▸ **WORK ITEM**: Report how many lines in the following entries contain "Param". Nothing else should be given.

(DATA begins)

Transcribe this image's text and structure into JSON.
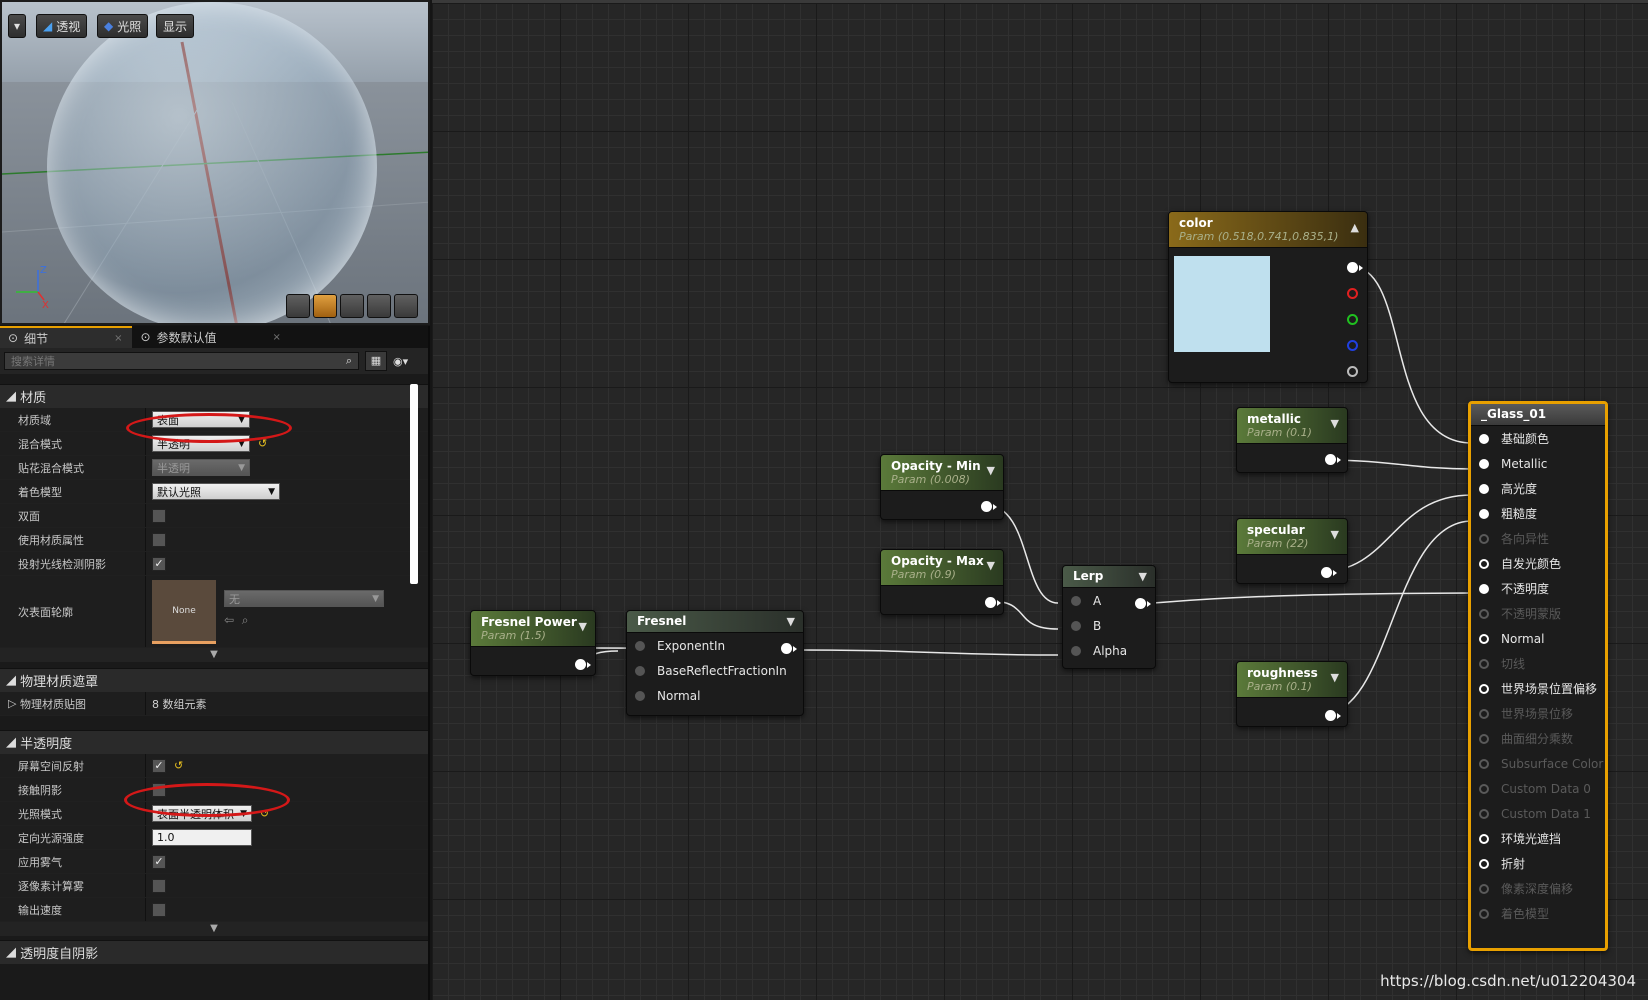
{
  "viewport": {
    "toolbar": [
      "透视",
      "光照",
      "显示"
    ],
    "axes": {
      "z": "Z",
      "x": "X"
    }
  },
  "details_panel": {
    "tabs": [
      "细节",
      "参数默认值"
    ],
    "search_placeholder": "搜索详情",
    "categories": {
      "material": "材质",
      "physical": "物理材质遮罩",
      "translucency": "半透明度",
      "translucency_self_shadow": "透明度自阴影"
    },
    "material_props": {
      "domain": {
        "label": "材质域",
        "value": "表面"
      },
      "blend_mode": {
        "label": "混合模式",
        "value": "半透明"
      },
      "decal_blend": {
        "label": "贴花混合模式",
        "value": "半透明"
      },
      "shading_model": {
        "label": "着色模型",
        "value": "默认光照"
      },
      "two_sided": {
        "label": "双面",
        "checked": false
      },
      "use_material_attributes": {
        "label": "使用材质属性",
        "checked": false
      },
      "cast_ray_traced_shadows": {
        "label": "投射光线检测阴影",
        "checked": true
      },
      "subsurface_profile": {
        "label": "次表面轮廓",
        "thumb": "None",
        "value": "无"
      }
    },
    "physical_props": {
      "phys_material_map": {
        "label": "物理材质贴图",
        "value": "8 数组元素"
      }
    },
    "translucency_props": {
      "screen_space_reflections": {
        "label": "屏幕空间反射",
        "checked": true
      },
      "contact_shadows": {
        "label": "接触阴影",
        "checked": false
      },
      "lighting_mode": {
        "label": "光照模式",
        "value": "表面半透明体积"
      },
      "directional_intensity": {
        "label": "定向光源强度",
        "value": "1.0"
      },
      "apply_fogging": {
        "label": "应用雾气",
        "checked": true
      },
      "compute_fog_per_pixel": {
        "label": "逐像素计算雾",
        "checked": false
      },
      "output_velocity": {
        "label": "输出速度",
        "checked": false
      }
    }
  },
  "graph": {
    "nodes": {
      "color": {
        "title": "color",
        "sub": "Param (0.518,0.741,0.835,1)",
        "swatch": "#bfe0ee"
      },
      "metallic": {
        "title": "metallic",
        "sub": "Param (0.1)"
      },
      "specular": {
        "title": "specular",
        "sub": "Param (22)"
      },
      "roughness": {
        "title": "roughness",
        "sub": "Param (0.1)"
      },
      "opacity_min": {
        "title": "Opacity - Min",
        "sub": "Param (0.008)"
      },
      "opacity_max": {
        "title": "Opacity - Max",
        "sub": "Param (0.9)"
      },
      "lerp": {
        "title": "Lerp",
        "inputs": [
          "A",
          "B",
          "Alpha"
        ]
      },
      "fresnel_power": {
        "title": "Fresnel Power",
        "sub": "Param (1.5)"
      },
      "fresnel": {
        "title": "Fresnel",
        "inputs": [
          "ExponentIn",
          "BaseReflectFractionIn",
          "Normal"
        ]
      }
    },
    "result_node": {
      "title": "_Glass_01",
      "pins": [
        {
          "label": "基础颜色",
          "state": "on"
        },
        {
          "label": "Metallic",
          "state": "on"
        },
        {
          "label": "高光度",
          "state": "on"
        },
        {
          "label": "粗糙度",
          "state": "on"
        },
        {
          "label": "各向异性",
          "state": "off"
        },
        {
          "label": "自发光颜色",
          "state": "open"
        },
        {
          "label": "不透明度",
          "state": "on"
        },
        {
          "label": "不透明蒙版",
          "state": "off"
        },
        {
          "label": "Normal",
          "state": "open"
        },
        {
          "label": "切线",
          "state": "off"
        },
        {
          "label": "世界场景位置偏移",
          "state": "open"
        },
        {
          "label": "世界场景位移",
          "state": "off"
        },
        {
          "label": "曲面细分乘数",
          "state": "off"
        },
        {
          "label": "Subsurface Color",
          "state": "off"
        },
        {
          "label": "Custom Data 0",
          "state": "off"
        },
        {
          "label": "Custom Data 1",
          "state": "off"
        },
        {
          "label": "环境光遮挡",
          "state": "open"
        },
        {
          "label": "折射",
          "state": "open"
        },
        {
          "label": "像素深度偏移",
          "state": "off"
        },
        {
          "label": "着色模型",
          "state": "off"
        }
      ]
    },
    "watermark": "https://blog.csdn.net/u012204304"
  }
}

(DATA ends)

▸ **ANSWER TO THIS TASK**: 7